The Way Things Is (as of November 19th)

Greetings, readers. I was discharged about noon on Saturday, and I am, once again, back in my wonderful home with my wonderful family.

This previous week started out with some pretty rough business. I was admitted into the hospital with a fever over 103 degrees, and the doctors had some very somber news. One doctor, whose opinion I trust very strongly, truly made it sound as if I have only weeks to live.

This diagnosis was based on two primary points:

  1. The lymphoma appeared, as of Saturday, to have spread to my lungs and given me pneumonia.
  2. My right eye was behaving in a way that made it almost certain that the lymphoma had also spread into my central nervous system, including my brain.

Both of these matters are very serious, and would indeed dramatically lower my current life expectancy. Since then, however, the following developments have occurred:

  1. My primary oncologist, and the doctor who has been saving my life, spent a lot of time speaking with specialists at the Mayo Clinic. Between them all, they’ve devised a course of action that they feel very good about.
  2. On Wednesday, I started on Stage One of this new plan, which involves a new experimental chemotherapy drug called Brentuximab (and this will be the last time I spell that). So far it seems to be working well, and the side effects have been minimal.
  3. The second and final stage of this new plan (since it involves the Mayo Clinic, let’s call this Operation Egg Salad) will start on Monday morning, when I’ll be getting additional experimental chemotherapy drugs. Only, these drugs won’t be delivered via intravenous plug, or pill, oh no… this drug will be administered via Lumbar Puncture (also known as a Spinal Tap).

The last thing is, and this is a point I keep trying to make but I want people to hear very strongly: I am not giving up, and I am not going anywhere. It’s in my nature to make sure that every potential disaster down the road is accounted for, so I’ve been working with my life insurance company and making all other sorts of plans, but these are only to keep any worry off of me and my immediate family.

I am sick. I am fighting a very rare and very aggressive disease that wants to kill me a dozen ways. But I am not dying. Repeat after me, please: Ed is not dying.

Unless you’re one of two people in the world, you have no idea how hard I’ve had to fight in my life, and how strong I really am under all this goofiness. I don’t care how strong this disease gets or how many treatments it needs or how many things it takes away from me: I am not going anywhere.

Now that that business is out of the way, I quick update on being home.

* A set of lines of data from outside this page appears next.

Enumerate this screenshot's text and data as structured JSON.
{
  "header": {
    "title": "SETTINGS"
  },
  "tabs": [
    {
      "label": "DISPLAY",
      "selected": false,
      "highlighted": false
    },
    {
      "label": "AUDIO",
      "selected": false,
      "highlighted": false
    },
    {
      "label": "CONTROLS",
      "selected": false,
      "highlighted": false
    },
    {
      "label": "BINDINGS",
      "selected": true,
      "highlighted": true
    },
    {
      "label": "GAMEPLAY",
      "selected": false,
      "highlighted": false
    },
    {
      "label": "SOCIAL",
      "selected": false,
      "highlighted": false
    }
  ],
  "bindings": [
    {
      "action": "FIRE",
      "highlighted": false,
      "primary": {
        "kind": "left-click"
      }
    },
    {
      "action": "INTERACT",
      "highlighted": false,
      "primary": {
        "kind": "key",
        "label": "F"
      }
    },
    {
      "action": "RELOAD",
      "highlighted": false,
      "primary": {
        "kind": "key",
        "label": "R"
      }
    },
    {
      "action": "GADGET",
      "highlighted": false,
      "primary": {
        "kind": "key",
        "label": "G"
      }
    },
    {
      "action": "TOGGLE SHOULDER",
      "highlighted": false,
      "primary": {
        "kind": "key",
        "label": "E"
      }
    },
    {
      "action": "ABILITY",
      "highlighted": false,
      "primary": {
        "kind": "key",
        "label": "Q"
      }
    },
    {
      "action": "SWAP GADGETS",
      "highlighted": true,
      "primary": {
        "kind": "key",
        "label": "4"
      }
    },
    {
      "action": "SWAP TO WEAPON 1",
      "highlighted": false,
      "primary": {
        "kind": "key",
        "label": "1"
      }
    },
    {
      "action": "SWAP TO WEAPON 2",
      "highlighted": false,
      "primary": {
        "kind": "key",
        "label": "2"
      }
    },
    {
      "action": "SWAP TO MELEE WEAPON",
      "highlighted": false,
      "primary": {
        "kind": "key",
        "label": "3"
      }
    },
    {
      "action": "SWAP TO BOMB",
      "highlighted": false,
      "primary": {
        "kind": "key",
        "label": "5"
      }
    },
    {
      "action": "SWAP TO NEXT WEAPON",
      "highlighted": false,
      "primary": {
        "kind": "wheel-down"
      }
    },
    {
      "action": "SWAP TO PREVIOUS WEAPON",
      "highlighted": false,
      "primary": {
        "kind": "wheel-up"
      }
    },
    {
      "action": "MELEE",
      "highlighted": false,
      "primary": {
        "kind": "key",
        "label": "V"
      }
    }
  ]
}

My hip has completely healed from the surgery a few weeks ago, so my walking is fine. Every doctor is always concerned about their patient falling, especially one like me with so many leg issues. But I’ve healed very well, and I spent the past week walking around my hospital room with no issues at all. Since I’ve gotten home I haven’t even needed my cane (“Michael”).

Of course, the minute I’m home alone I catch my leg on the bottom of my recliner, lose my balance, and whack my face on the edge of the ottoman on the way to the floor.


Can’t hide this one; So now I have to use “Michael,” because there’s no way my doctors will ever let two falls slide without making me do something stupid like surgically attach walkers to my arms.

Also, now that it looks like my wife kicked me in the face, I need to make up a cool reason for her to have done that. Maybe she caught me looking at some really weird porn, like Giraffes, or Squids, or old tires or something? Help me come up with some ideas in the comments, please.